Cholinesterase inhibitors (ChEIs) are the primary pharmacological treatment for symptom management of Alzheimer disease (AD), but they carry known risks during long-term use, and do not guarantee clinical effects over time. The balance of risks and benefits may warrant discontinuation at different points during the disease course. Indeed, although there is limited scientific study of deprescribing ChEIs, clinicians routinely face practical decisions about whether to continue or stop medications. This review examined published practice recommendations for discontinuation of ChEIs in AD. To characterize the scientific basis for recommendations, we first summarized randomized controlled trials of ChEI discontinuation. We then identified practice guidelines by professional societies and in textbooks and classified them according to 1) whether they made a recommendation about discontinuation, 2) what the recommendation was, and 3) the proposed grounds for discontinuation. There was no consensus in guidelines and textbooks about discontinuation. Most recommended individualized discontinuation decisions, but there was essentially no agreement about what findings or situations would warrant discontinuation, or even about what domains to consider in this process. The only relevant domain identified by most guidelines and textbooks was a lack of response or a loss of effectiveness, both of which can be difficult to ascertain in the course of a progressive condition. Well-designed, long-term studies of discontinuation have not been conducted; such evidence is needed to provide a scientific basis for practice guidelines. It seems reasonable to apply an individualized approach to discontinuation while engaging patients and families in treatment decisions. .

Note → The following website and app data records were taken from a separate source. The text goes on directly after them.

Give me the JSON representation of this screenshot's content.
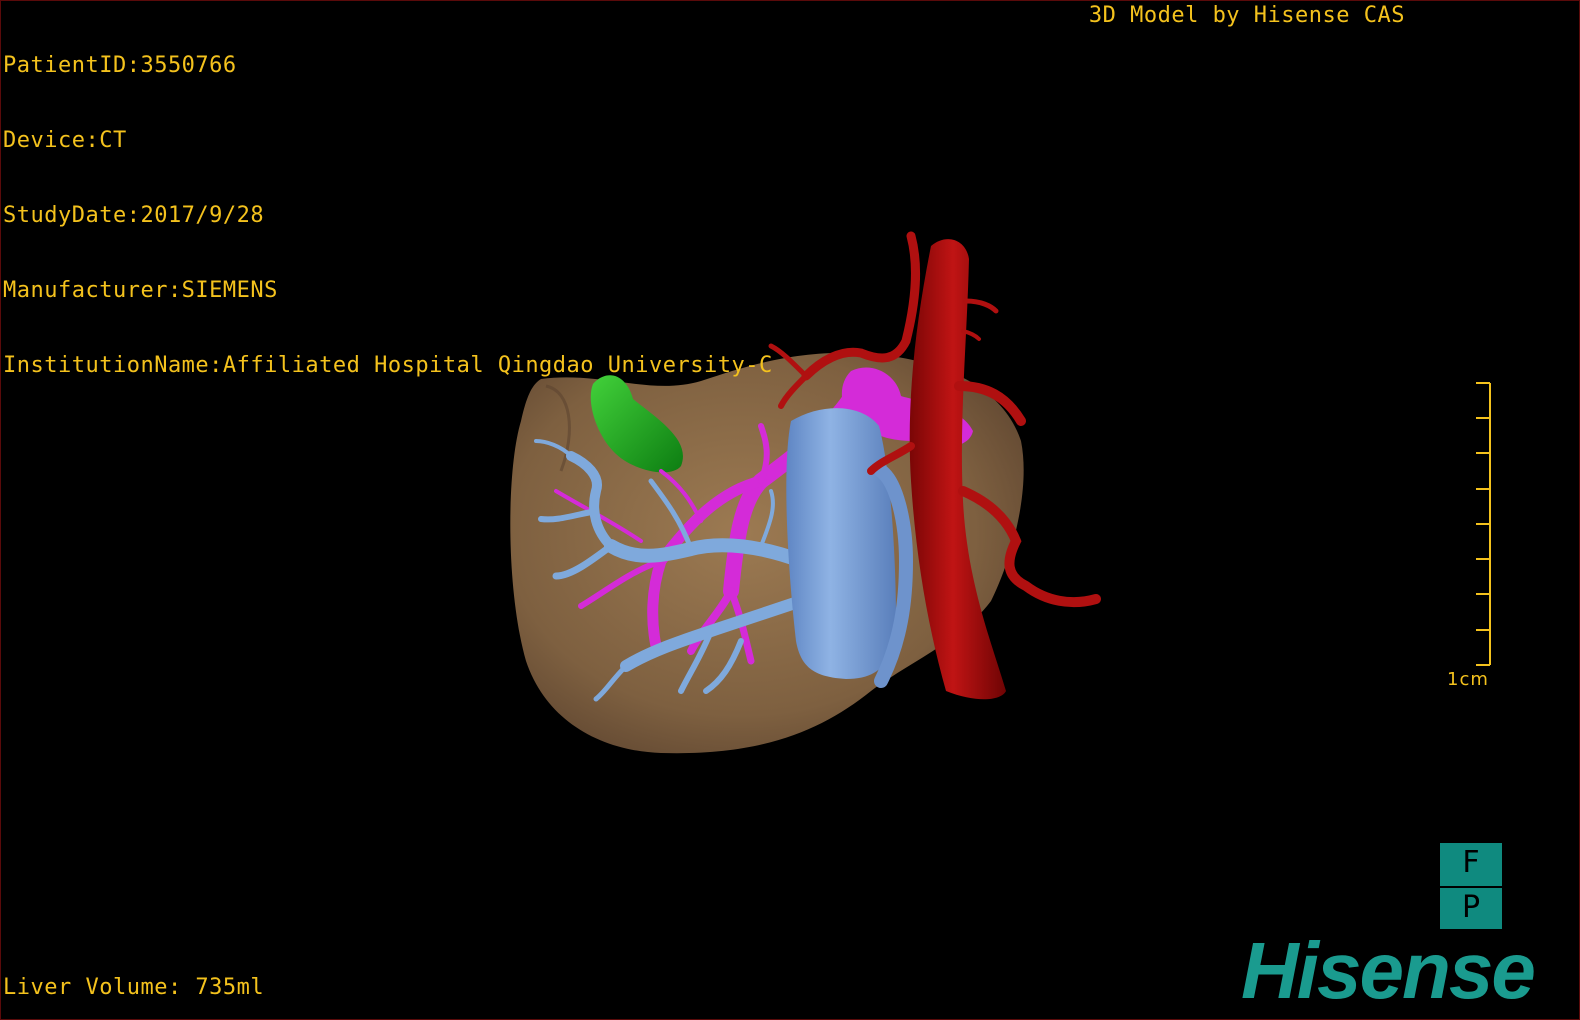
{
  "header": {
    "patient_id": "PatientID:3550766",
    "device": "Device:CT",
    "study_date": "StudyDate:2017/9/28",
    "manufacturer": "Manufacturer:SIEMENS",
    "institution": "InstitutionName:Affiliated Hospital Qingdao University-C",
    "credit": "3D Model by Hisense CAS"
  },
  "footer": {
    "liver_volume": "Liver Volume: 735ml"
  },
  "scale_bar": {
    "label": "1cm"
  },
  "orientation": {
    "top": "F",
    "bottom": "P"
  },
  "brand": {
    "logo": "Hisense"
  },
  "colors": {
    "overlay_text": "#f4c21d",
    "liver": "#8a6a45",
    "gallbladder": "#1fa81f",
    "portal_vein": "#7fa9dc",
    "hepatic_vein": "#d42bd8",
    "artery": "#b01010",
    "brand": "#1a9b8f"
  }
}
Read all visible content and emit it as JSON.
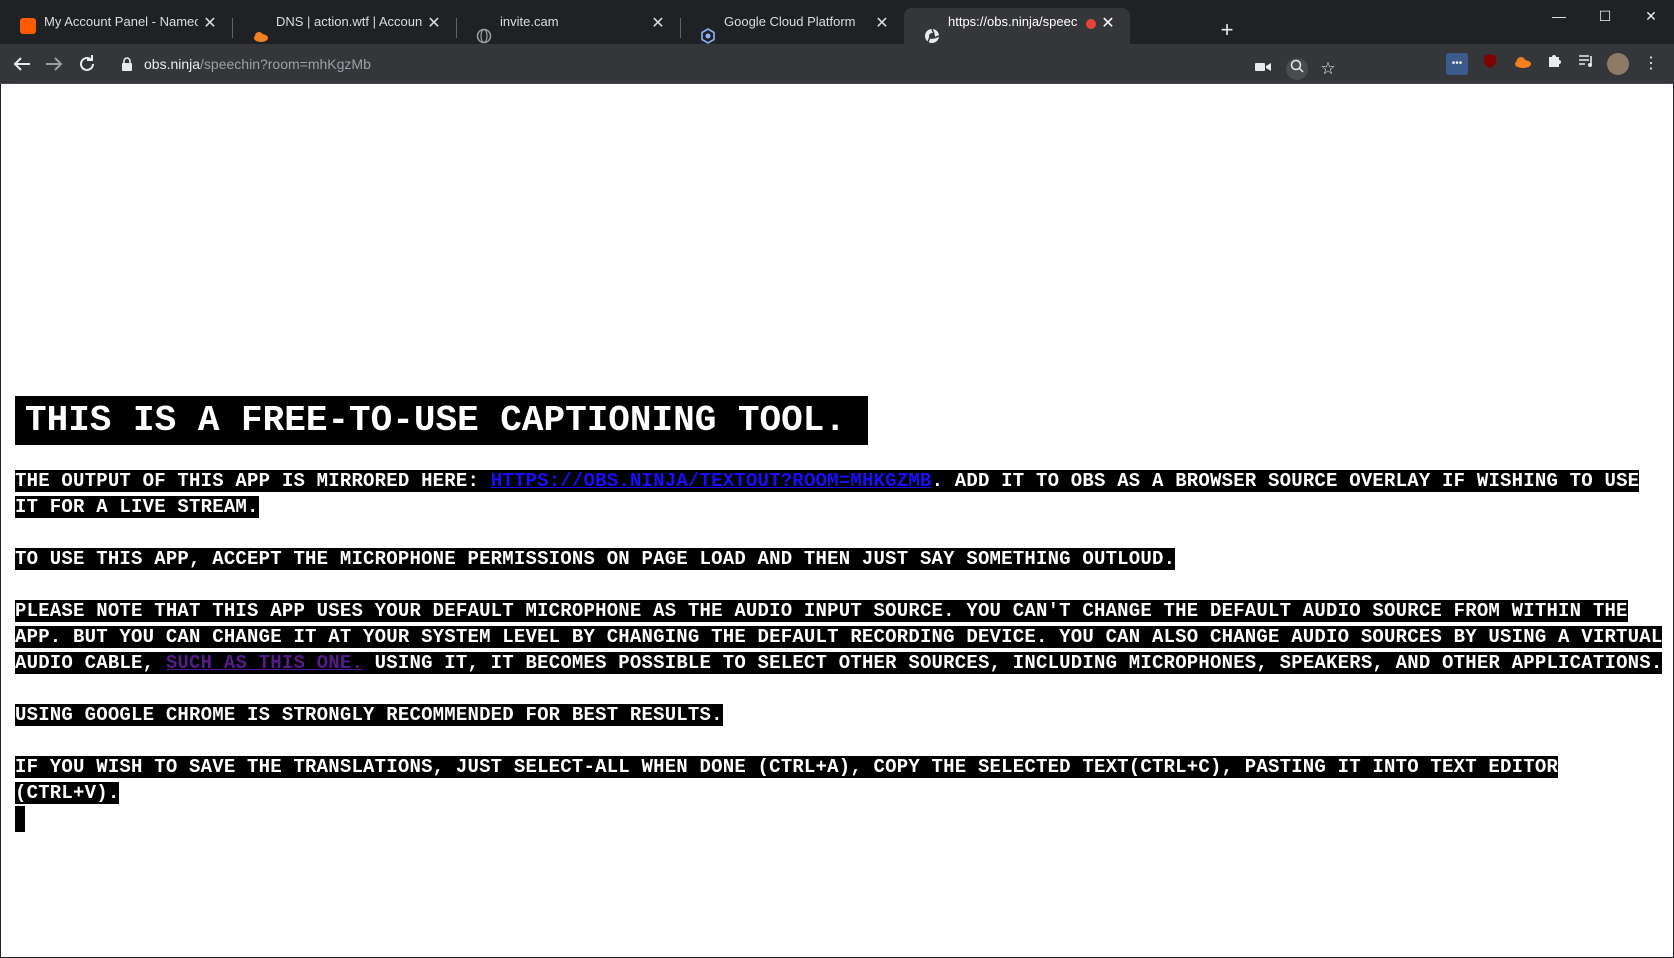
{
  "browser": {
    "tabs": [
      {
        "title": "My Account Panel - Namecheap.com",
        "favicon_color": "#ff5a00",
        "active": false
      },
      {
        "title": "DNS | action.wtf | Account | Cloudflare",
        "favicon_color": "#f38020",
        "active": false
      },
      {
        "title": "invite.cam",
        "favicon_color": "#9aa0a6",
        "active": false
      },
      {
        "title": "Google Cloud Platform",
        "favicon_color": "#4285f4",
        "active": false
      },
      {
        "title": "https://obs.ninja/speechin?room=mhKgzMb",
        "favicon_color": "#e8eaed",
        "active": true
      }
    ],
    "recording_dot_color": "#ea4335",
    "new_tab_label": "+",
    "url_host": "obs.ninja",
    "url_path": "/speechin?room=mhKgzMb",
    "window_controls": {
      "minimize": "—",
      "maximize": "☐",
      "close": "✕"
    }
  },
  "page": {
    "heading": "THIS IS A FREE-TO-USE CAPTIONING TOOL.",
    "p1_before": "THE OUTPUT OF THIS APP IS MIRRORED HERE: ",
    "p1_link": "HTTPS://OBS.NINJA/TEXTOUT?ROOM=MHKGZMB",
    "p1_after": ". ADD IT TO OBS AS A BROWSER SOURCE OVERLAY IF WISHING TO USE IT FOR A LIVE STREAM.",
    "p2": "TO USE THIS APP, ACCEPT THE MICROPHONE PERMISSIONS ON PAGE LOAD AND THEN JUST SAY SOMETHING OUTLOUD.",
    "p3_before": "PLEASE NOTE THAT THIS APP USES YOUR DEFAULT MICROPHONE AS THE AUDIO INPUT SOURCE. YOU CAN'T CHANGE THE DEFAULT AUDIO SOURCE FROM WITHIN THE APP. BUT YOU CAN CHANGE IT AT YOUR SYSTEM LEVEL BY CHANGING THE DEFAULT RECORDING DEVICE. YOU CAN ALSO CHANGE AUDIO SOURCES BY USING A VIRTUAL AUDIO CABLE, ",
    "p3_link": "SUCH AS THIS ONE.",
    "p3_after": " USING IT, IT BECOMES POSSIBLE TO SELECT OTHER SOURCES, INCLUDING MICROPHONES, SPEAKERS, AND OTHER APPLICATIONS.",
    "p4": "USING GOOGLE CHROME IS STRONGLY RECOMMENDED FOR BEST RESULTS.",
    "p5": "IF YOU WISH TO SAVE THE TRANSLATIONS, JUST SELECT-ALL WHEN DONE (CTRL+A), COPY THE SELECTED TEXT(CTRL+C), PASTING IT INTO TEXT EDITOR (CTRL+V)."
  }
}
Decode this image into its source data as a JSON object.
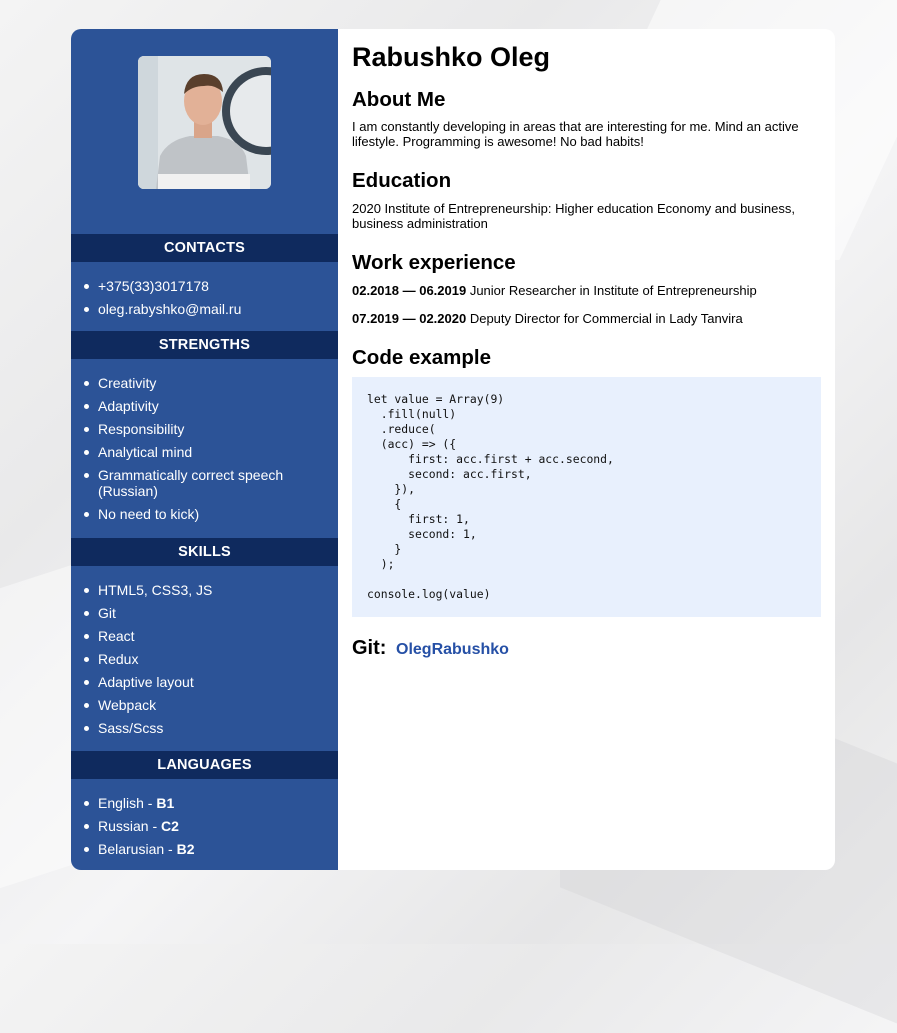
{
  "name": "Rabushko Oleg",
  "photo_alt": "Profile photo",
  "sidebar": {
    "contacts": {
      "heading": "CONTACTS",
      "items": [
        "+375(33)3017178",
        "oleg.rabyshko@mail.ru"
      ]
    },
    "strengths": {
      "heading": "STRENGTHS",
      "items": [
        "Creativity",
        "Adaptivity",
        "Responsibility",
        "Analytical mind",
        "Grammatically correct speech (Russian)",
        "No need to kick)"
      ]
    },
    "skills": {
      "heading": "SKILLS",
      "items": [
        "HTML5, CSS3, JS",
        "Git",
        "React",
        "Redux",
        "Adaptive layout",
        "Webpack",
        "Sass/Scss"
      ]
    },
    "languages": {
      "heading": "LANGUAGES",
      "items": [
        {
          "name": "English - ",
          "level": "B1"
        },
        {
          "name": "Russian - ",
          "level": "C2"
        },
        {
          "name": "Belarusian - ",
          "level": "B2"
        }
      ]
    }
  },
  "main": {
    "about": {
      "heading": "About Me",
      "text": "I am constantly developing in areas that are interesting for me. Mind an active lifestyle. Programming is awesome! No bad habits!"
    },
    "education": {
      "heading": "Education",
      "text": "2020 Institute of Entrepreneurship: Higher education Economy and business, business administration"
    },
    "work": {
      "heading": "Work experience",
      "items": [
        {
          "period": "02.2018 — 06.2019",
          "text": " Junior Researcher in Institute of Entrepreneurship"
        },
        {
          "period": "07.2019 — 02.2020",
          "text": " Deputy Director for Commercial in Lady Tanvira"
        }
      ]
    },
    "code": {
      "heading": "Code example",
      "text": "let value = Array(9)\n  .fill(null)\n  .reduce(\n  (acc) => ({\n      first: acc.first + acc.second,\n      second: acc.first,\n    }),\n    {\n      first: 1,\n      second: 1,\n    }\n  );\n\nconsole.log(value)"
    },
    "git": {
      "label": "Git:",
      "link_text": "OlegRabushko"
    }
  },
  "colors": {
    "sidebar_bg": "#2c5397",
    "sidebar_heading_bg": "#0f2a5e",
    "code_bg": "#e8f0fd",
    "link": "#2650a6"
  }
}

Keywords: Alzheimer disease; cholinesterase inhibitor; deprescribing; discontinuation; treatment.
Published by Elsevier Inc.